book is in English language
This title is highly recommended.
Like PQ-17, in this book an Arctic convoy is ordered to scatter, knowing there are German battle surface ships ahead; however, PQ-17 is referred to in the narrative, so the action is evidently meant to be placed subsequent to it in time. To add to the treacherous passage, a howling gale blows up.
The book begins by recounting the facts of a mutiny which has recently erupted. As the grim details of the ship's history unfold, it is clear that the rebellion stemmed from exhaustion and hopelessness resulting from an endless succession of tortuous tours of duty escorting convoys. Now, HMS Ulysses is given the chance to redeem herself by making a dangerous journey escorting a Murmansk-bound convoy, and if necessary to act as bait for the Tirpitz. Obviously this is the final blow in terms of morale to the already angry, bitter and war-weary crew who feel their lives are being recklessly endangered by staff officers who understand nothing of Arctic conditions. Animosity among the crew members only makes the burden heavier.
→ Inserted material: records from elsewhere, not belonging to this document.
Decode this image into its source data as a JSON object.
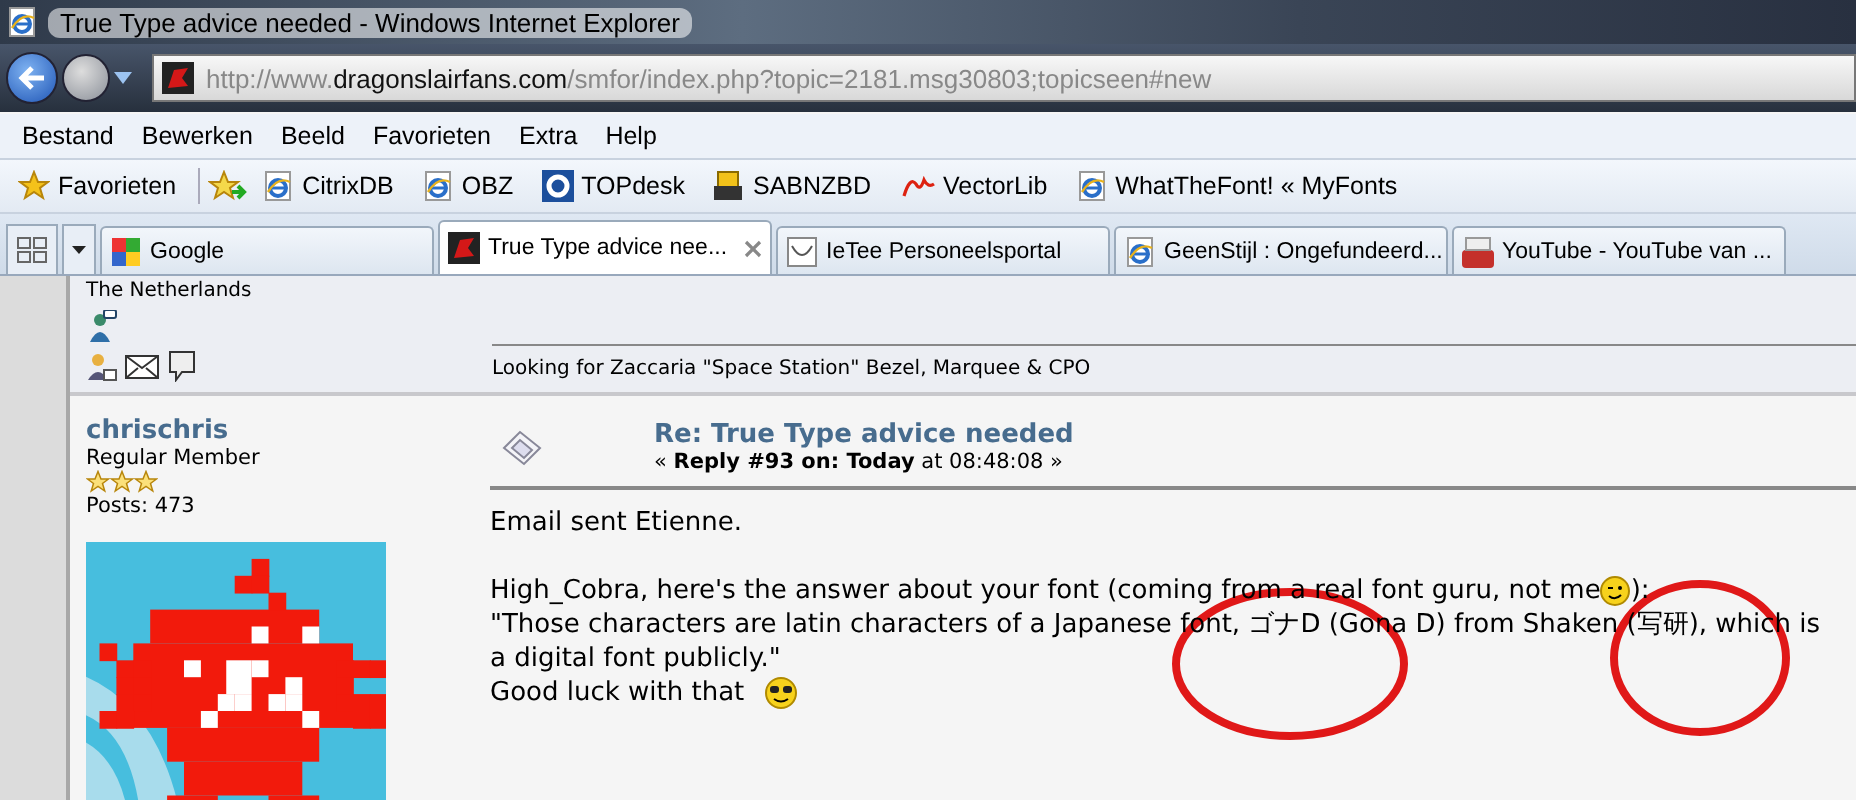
{
  "window": {
    "title": "True Type advice needed - Windows Internet Explorer"
  },
  "address_bar": {
    "url": "http://www.**dragonslairfans.com**/smfor/index.php?topic=2181.msg30803;topicseen#new"
  },
  "menu": [
    "Bestand",
    "Bewerken",
    "Beeld",
    "Favorieten",
    "Extra",
    "Help"
  ],
  "favorites_bar": {
    "favorites": "Favorieten",
    "links": [
      {
        "label": "CitrixDB",
        "kind": "ie"
      },
      {
        "label": "OBZ",
        "kind": "ie"
      },
      {
        "label": "TOPdesk",
        "kind": "ring"
      },
      {
        "label": "SABNZBD",
        "kind": "sab"
      },
      {
        "label": "VectorLib",
        "kind": "free"
      },
      {
        "label": "WhatTheFont! « MyFonts",
        "kind": "ie"
      }
    ]
  },
  "tabs": [
    {
      "label": "Google",
      "kind": "google",
      "selected": false
    },
    {
      "label": "True Type advice nee...",
      "kind": "dragon",
      "selected": true
    },
    {
      "label": "IeTee Personeelsportal",
      "kind": "blank",
      "selected": false
    },
    {
      "label": "GeenStijl : Ongefundeerd...",
      "kind": "ie",
      "selected": false
    },
    {
      "label": "YouTube - YouTube van ...",
      "kind": "youtube",
      "selected": false
    }
  ],
  "previous_post": {
    "location": "The Netherlands",
    "signature": "Looking for Zaccaria \"Space Station\" Bezel, Marquee & CPO"
  },
  "post": {
    "author": "chrischris",
    "rank": "Regular Member",
    "stars": 3,
    "posts": "Posts: 473",
    "subject": "Re: True Type advice needed",
    "reply_info": "« **Reply #93 on: Today** at 08:48:08 »",
    "paragraphs": [
      {
        "lines": [
          {
            "text": "Email sent Etienne."
          }
        ]
      },
      {
        "lines": [
          {
            "text": "High_Cobra, here's the answer about your font (coming from a real font guru, not me",
            "smiley": {
              "kind": "wink"
            },
            "after": "):"
          },
          {
            "text": "\"Those characters are latin characters of a Japanese font, ゴナD (Gona D) from Shaken (写研), which is"
          },
          {
            "text": "a digital font publicly.\""
          },
          {
            "text": "Good luck with that",
            "smiley": {
              "kind": "cool"
            }
          }
        ]
      }
    ]
  }
}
This is an authentic tragedy in the classical sense. It displays unity of place, time and action; the characters are marked by fatal flaws; and a sense of inevitable doom hangs over the narrative from the outset. As the ship is separated from the convoy after the order to scatter, each man plays according to his character. Some find redemption; some find despair; some are revealed as cowards. One man, Ralston, who embodies integrity yet is motivated by revenge, is the most tragic figure in the narrative. In tragedies, revenge never pays; Ralston must make the ultimate act of courage and sacrifice in poetic recompense for the punishment he has dealt out to his enemies.
The most powerful force in the novel is not the Germans, but the weather and the sea. These elemental forces, impartially and implacably tightening their holds on friend and foe alike, are the true universal opponents.
Review written by Tonya Allen.
This review was published on 1 Dec 2000.